Stored entries:
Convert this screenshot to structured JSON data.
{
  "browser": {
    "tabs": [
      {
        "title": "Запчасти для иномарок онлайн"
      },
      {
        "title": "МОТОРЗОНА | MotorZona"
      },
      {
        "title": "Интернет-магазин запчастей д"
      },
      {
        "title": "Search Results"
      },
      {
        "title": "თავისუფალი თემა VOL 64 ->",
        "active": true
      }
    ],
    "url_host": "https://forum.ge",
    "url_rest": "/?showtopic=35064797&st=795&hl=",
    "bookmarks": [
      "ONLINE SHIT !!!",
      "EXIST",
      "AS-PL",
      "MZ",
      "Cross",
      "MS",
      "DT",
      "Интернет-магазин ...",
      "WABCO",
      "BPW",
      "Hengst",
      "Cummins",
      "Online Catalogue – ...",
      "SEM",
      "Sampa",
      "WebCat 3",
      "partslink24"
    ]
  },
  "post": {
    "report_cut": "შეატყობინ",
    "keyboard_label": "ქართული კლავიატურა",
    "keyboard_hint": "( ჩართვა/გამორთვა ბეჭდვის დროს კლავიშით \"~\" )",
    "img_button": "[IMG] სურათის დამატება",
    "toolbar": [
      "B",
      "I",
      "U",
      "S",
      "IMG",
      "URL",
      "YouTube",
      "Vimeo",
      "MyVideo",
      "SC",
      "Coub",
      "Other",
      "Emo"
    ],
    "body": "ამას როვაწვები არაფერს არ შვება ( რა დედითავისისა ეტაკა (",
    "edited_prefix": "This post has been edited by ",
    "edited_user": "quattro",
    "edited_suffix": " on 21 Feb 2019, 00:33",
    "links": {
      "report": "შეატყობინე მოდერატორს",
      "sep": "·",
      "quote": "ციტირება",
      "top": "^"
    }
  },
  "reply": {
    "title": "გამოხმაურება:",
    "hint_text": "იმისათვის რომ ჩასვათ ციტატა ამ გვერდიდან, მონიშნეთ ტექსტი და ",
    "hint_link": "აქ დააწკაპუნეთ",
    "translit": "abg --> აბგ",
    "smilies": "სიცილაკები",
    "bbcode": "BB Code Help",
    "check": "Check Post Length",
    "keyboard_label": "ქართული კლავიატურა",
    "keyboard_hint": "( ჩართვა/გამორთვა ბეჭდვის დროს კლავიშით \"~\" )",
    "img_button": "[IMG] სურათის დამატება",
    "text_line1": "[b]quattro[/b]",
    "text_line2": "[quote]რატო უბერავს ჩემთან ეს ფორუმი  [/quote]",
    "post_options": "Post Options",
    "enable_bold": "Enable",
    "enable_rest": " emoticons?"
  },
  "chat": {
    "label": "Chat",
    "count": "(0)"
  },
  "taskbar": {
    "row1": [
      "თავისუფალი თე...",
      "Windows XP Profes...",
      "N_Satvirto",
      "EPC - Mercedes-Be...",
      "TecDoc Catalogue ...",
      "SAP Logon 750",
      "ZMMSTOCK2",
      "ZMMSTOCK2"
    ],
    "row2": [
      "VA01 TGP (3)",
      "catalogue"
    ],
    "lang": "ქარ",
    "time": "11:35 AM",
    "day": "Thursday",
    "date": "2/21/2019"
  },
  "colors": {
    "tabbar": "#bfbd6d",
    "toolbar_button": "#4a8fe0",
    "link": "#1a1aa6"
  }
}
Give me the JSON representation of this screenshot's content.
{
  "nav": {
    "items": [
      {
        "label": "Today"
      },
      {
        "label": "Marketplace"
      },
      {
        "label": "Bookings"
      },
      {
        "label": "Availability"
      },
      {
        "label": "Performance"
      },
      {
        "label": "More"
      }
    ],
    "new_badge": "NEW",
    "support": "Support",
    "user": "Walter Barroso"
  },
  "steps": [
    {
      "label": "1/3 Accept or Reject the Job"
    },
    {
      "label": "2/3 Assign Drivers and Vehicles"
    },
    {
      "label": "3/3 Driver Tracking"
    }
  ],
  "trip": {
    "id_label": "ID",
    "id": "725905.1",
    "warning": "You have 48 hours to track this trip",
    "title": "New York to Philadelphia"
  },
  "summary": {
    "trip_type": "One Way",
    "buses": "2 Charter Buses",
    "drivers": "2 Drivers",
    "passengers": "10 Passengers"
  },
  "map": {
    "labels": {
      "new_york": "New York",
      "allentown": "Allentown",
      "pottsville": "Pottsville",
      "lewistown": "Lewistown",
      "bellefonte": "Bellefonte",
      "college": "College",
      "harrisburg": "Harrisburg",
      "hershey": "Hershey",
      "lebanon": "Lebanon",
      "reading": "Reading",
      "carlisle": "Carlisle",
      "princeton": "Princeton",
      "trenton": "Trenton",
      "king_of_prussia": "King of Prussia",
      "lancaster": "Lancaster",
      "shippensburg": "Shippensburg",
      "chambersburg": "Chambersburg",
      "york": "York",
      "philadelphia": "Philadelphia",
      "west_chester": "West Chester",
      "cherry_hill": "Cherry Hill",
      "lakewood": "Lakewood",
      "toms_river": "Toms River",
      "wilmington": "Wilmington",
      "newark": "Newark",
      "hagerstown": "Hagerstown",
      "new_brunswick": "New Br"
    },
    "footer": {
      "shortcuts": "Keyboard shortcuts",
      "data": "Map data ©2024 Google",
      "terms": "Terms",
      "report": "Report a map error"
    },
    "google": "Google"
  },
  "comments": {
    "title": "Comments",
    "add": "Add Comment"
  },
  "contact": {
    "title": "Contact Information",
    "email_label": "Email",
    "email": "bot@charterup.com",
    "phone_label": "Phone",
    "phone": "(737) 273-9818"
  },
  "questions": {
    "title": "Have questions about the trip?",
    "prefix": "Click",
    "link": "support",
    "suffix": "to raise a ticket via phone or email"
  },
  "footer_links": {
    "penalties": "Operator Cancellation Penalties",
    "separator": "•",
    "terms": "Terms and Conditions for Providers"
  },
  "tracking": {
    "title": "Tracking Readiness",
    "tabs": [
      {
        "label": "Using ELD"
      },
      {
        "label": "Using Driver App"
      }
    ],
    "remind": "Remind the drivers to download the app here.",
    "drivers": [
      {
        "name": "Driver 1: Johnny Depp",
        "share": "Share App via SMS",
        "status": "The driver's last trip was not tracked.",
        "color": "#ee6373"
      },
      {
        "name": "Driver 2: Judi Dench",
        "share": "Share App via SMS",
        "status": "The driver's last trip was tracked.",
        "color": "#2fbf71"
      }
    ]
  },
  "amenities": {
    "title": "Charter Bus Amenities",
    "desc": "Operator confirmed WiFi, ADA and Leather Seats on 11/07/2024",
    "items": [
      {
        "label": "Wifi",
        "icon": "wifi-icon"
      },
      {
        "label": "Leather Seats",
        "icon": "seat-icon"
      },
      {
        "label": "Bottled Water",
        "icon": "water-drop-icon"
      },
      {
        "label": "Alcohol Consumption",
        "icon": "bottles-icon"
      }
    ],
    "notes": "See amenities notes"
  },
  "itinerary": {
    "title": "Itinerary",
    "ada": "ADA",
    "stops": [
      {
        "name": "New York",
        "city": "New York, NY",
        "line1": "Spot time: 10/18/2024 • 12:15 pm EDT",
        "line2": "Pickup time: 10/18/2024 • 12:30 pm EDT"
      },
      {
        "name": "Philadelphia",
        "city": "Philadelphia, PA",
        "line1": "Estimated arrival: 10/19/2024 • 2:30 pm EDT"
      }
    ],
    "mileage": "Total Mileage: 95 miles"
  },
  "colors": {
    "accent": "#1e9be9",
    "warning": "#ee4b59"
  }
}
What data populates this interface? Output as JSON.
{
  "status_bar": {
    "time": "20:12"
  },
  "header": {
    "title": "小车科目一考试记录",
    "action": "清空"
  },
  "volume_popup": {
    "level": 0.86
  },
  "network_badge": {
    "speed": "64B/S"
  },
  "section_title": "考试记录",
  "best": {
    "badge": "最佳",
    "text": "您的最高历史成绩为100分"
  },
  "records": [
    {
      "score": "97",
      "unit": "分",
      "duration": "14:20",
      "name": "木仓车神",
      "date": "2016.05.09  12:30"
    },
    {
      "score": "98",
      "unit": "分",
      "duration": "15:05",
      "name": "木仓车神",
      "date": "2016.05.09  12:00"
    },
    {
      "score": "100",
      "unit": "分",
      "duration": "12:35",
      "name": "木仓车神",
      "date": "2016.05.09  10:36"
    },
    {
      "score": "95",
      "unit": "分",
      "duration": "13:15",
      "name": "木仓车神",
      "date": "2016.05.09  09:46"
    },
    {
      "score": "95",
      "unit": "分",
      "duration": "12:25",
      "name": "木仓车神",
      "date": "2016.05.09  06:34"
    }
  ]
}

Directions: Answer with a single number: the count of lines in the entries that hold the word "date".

Reply: 6